Don’t take my word for it – take a gander over at Home Theater Magazine for the full scoop.

(via HDBeat)


NBC and CBS jump on the download bandwagon

Monday, November 7th, 2005

earl.jpgNot quite as convenient or portable as Lost or Desperate Housewives, it looks like DirecTV users will get NBC programming and Comcast users will get CBS content on demand for the low, low price of $.99. Programming will be available only to in-house PVR users of the respective companies and not for iPods or other portable media devices.

Now, I don’t know about you, but personally, if I wanted to watch any of those shows, I’d record them on the PVR, rather than pay for them later.

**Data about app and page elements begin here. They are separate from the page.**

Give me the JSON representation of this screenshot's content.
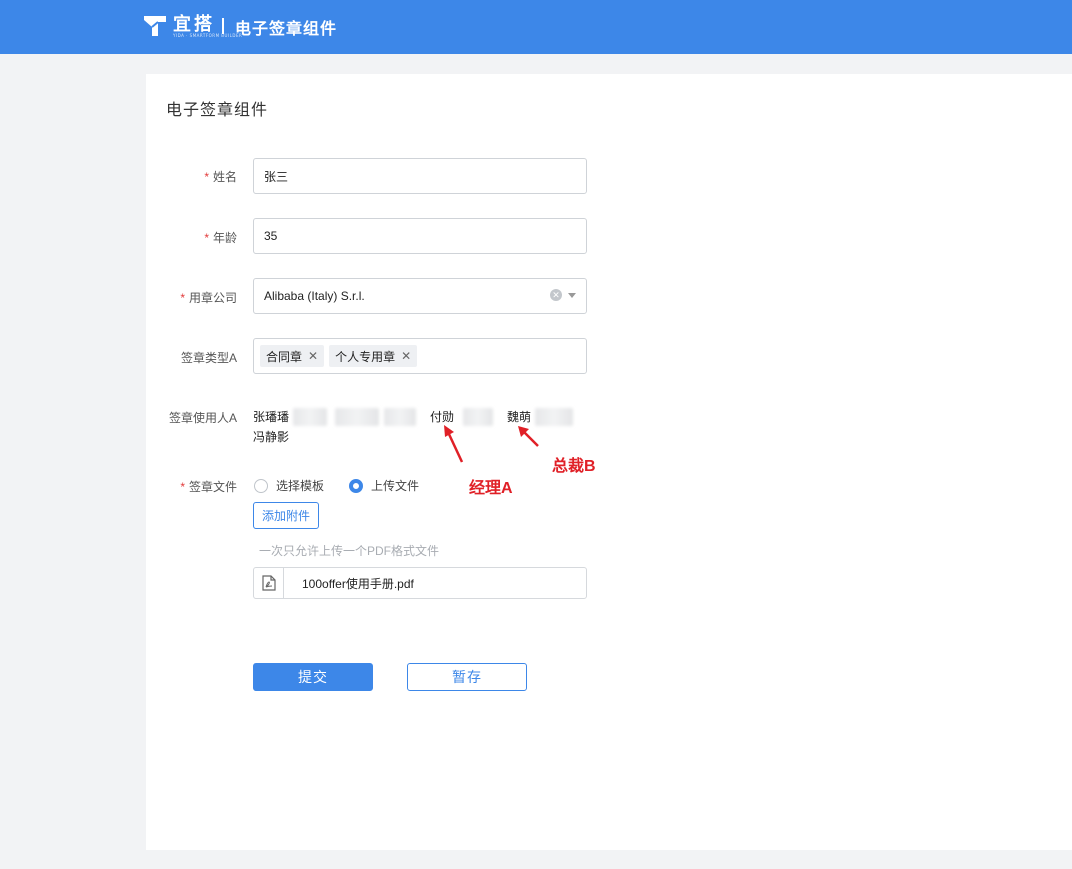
{
  "header": {
    "logo_text": "宜搭",
    "logo_subtext": "YIDA · SMARTFORM BUILDER",
    "app_title": "电子签章组件",
    "brand_color": "#3d87e8"
  },
  "page": {
    "title": "电子签章组件"
  },
  "form": {
    "name": {
      "label": "姓名",
      "value": "张三"
    },
    "age": {
      "label": "年龄",
      "value": "35"
    },
    "company": {
      "label": "用章公司",
      "value": "Alibaba (Italy) S.r.l."
    },
    "seal_type": {
      "label": "签章类型A",
      "tags": [
        "合同章",
        "个人专用章"
      ],
      "remove_glyph": "✕"
    },
    "seal_users": {
      "label": "签章使用人A",
      "people": [
        "张璠璠",
        "冯静影",
        "付勋",
        "魏萌"
      ]
    },
    "seal_file": {
      "label": "签章文件",
      "options": [
        "选择模板",
        "上传文件"
      ],
      "selected": "上传文件",
      "attach_button": "添加附件",
      "hint": "一次只允许上传一个PDF格式文件",
      "file_name": "100offer使用手册.pdf"
    },
    "required_mark": "*"
  },
  "annotations": {
    "manager": "经理A",
    "president": "总裁B",
    "color": "#e02027"
  },
  "actions": {
    "submit": "提交",
    "save_draft": "暂存"
  }
}
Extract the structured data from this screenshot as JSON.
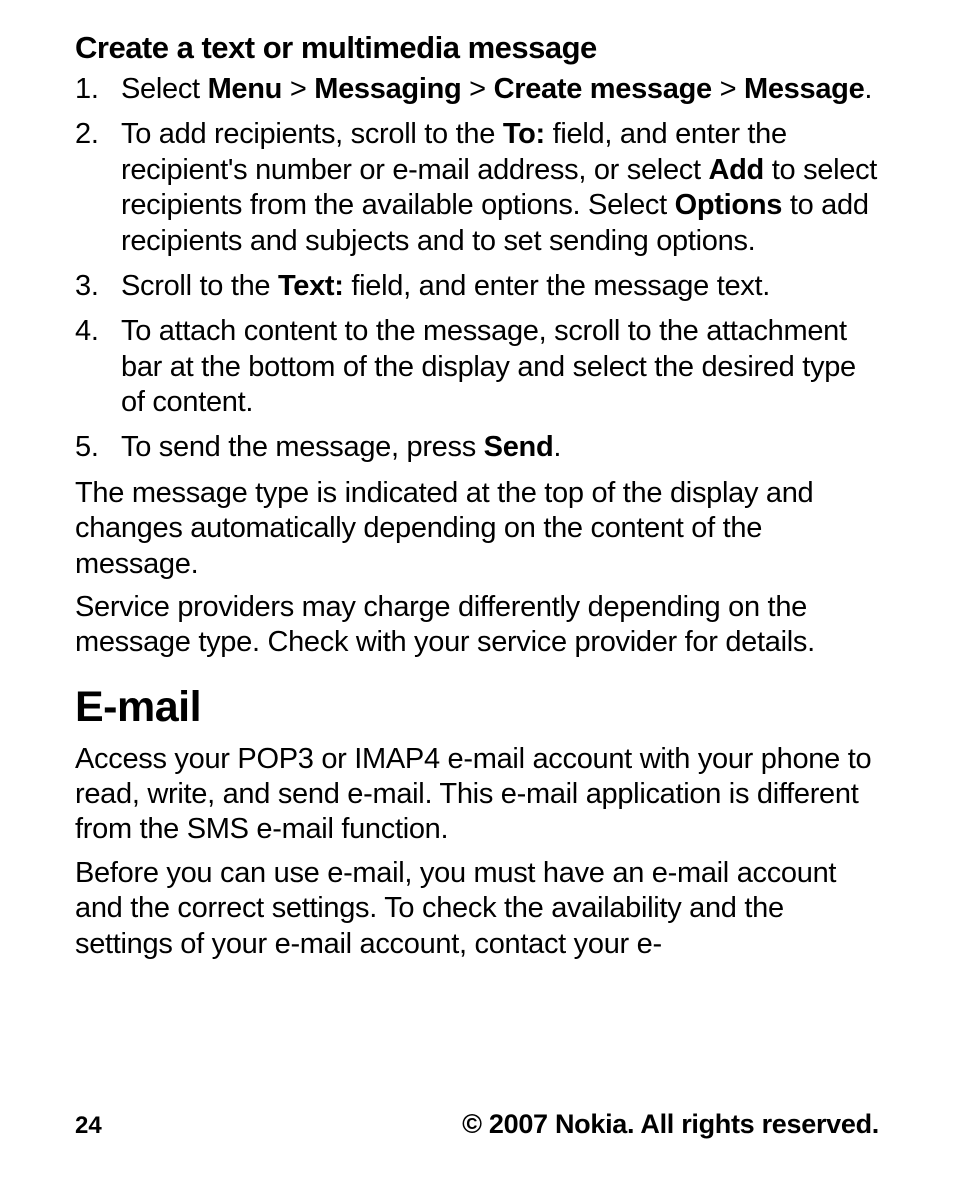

I’m curious as to how DirecTV is planning on offering VOD as they haven’t been able to do this in the past.


Logitech wireless speaker review

Thursday, October 27th, 2005


Our friends over at ExtremeTech have just dropped a review on the Logitech Z-5450 Digital 5.1 Speaker System. I’ve always liked the idea of wireless speakers if for no other reason than to trim back the rat’s nest of wires that is crawling out of my computer. But I’ve always felt that they just don’t sound very good.

ExtremeTech feels differently and depending on the size of the room that you have and the depth of your pocketbook, this system may be for you.

Bottom Line – Expensive, but good.


SqueezeBox III – Third times the charm?

Tuesday, October 25th, 2005

I always thought that Slim Devices Squeezebox was cool. They were the first network MP3 player that had a digital output, their own server software that didn’t suck and it worked with iTunes. It was difficult to get past its looks, however. The first two versions had wonderful personality and were great dancers, but you didn’t want your friends to meet them.
Slim Devices fixed that by offering their Silicon Valley neighbors, Roku, the most sincere form of flattery.

The new Squeezebox has a little something for everyone. It plays a laundry list of audio formats(AAC, WMA, MP3, FLAC, Ogg), although no encrypted formats (sorry, binge iTMS users) For audio nerds, the 24-bit Burr-Brown DAC and digital outputs should float your boat. It’s both wired and wireless and you can keep several units in sync to play tunes all over your house/office/underground bunker.